(Exercise input begins)
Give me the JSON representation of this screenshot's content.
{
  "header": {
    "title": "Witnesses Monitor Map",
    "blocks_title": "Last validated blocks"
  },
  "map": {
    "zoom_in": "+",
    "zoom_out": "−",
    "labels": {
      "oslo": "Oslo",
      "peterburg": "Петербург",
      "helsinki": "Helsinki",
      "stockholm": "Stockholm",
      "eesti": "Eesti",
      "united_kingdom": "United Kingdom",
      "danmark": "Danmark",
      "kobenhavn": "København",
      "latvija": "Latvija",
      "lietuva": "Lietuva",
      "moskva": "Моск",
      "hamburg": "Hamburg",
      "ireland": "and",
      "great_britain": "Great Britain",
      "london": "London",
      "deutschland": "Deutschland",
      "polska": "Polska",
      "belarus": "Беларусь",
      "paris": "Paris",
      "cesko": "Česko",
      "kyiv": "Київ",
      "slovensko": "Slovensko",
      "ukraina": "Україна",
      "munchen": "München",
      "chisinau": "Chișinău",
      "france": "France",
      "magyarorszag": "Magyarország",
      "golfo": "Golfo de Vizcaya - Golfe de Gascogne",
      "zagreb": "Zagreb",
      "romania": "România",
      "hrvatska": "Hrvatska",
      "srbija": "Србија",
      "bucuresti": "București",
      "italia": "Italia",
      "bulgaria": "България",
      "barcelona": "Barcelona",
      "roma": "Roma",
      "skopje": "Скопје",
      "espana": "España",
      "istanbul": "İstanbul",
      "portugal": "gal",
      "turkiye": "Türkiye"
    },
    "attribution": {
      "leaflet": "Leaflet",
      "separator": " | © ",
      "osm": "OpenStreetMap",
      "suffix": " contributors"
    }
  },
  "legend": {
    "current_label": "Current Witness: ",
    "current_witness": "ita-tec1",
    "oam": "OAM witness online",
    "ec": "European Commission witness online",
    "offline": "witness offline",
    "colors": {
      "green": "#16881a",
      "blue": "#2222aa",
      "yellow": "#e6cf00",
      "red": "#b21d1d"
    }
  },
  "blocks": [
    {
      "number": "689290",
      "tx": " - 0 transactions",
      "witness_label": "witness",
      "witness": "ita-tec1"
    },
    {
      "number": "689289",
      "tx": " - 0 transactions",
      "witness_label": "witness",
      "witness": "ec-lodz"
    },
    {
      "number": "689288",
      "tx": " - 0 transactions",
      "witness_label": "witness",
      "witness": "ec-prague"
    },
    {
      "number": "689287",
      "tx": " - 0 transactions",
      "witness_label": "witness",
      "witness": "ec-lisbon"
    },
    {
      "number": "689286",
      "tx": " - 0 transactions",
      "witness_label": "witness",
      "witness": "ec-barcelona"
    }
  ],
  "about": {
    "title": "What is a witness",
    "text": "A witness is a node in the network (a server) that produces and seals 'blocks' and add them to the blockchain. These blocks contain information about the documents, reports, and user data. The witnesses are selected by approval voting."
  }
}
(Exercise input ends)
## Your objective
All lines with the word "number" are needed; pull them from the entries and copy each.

## Final answer
      "number": "689290",
      "number": "689289",
      "number": "689288",
      "number": "689287",
      "number": "689286",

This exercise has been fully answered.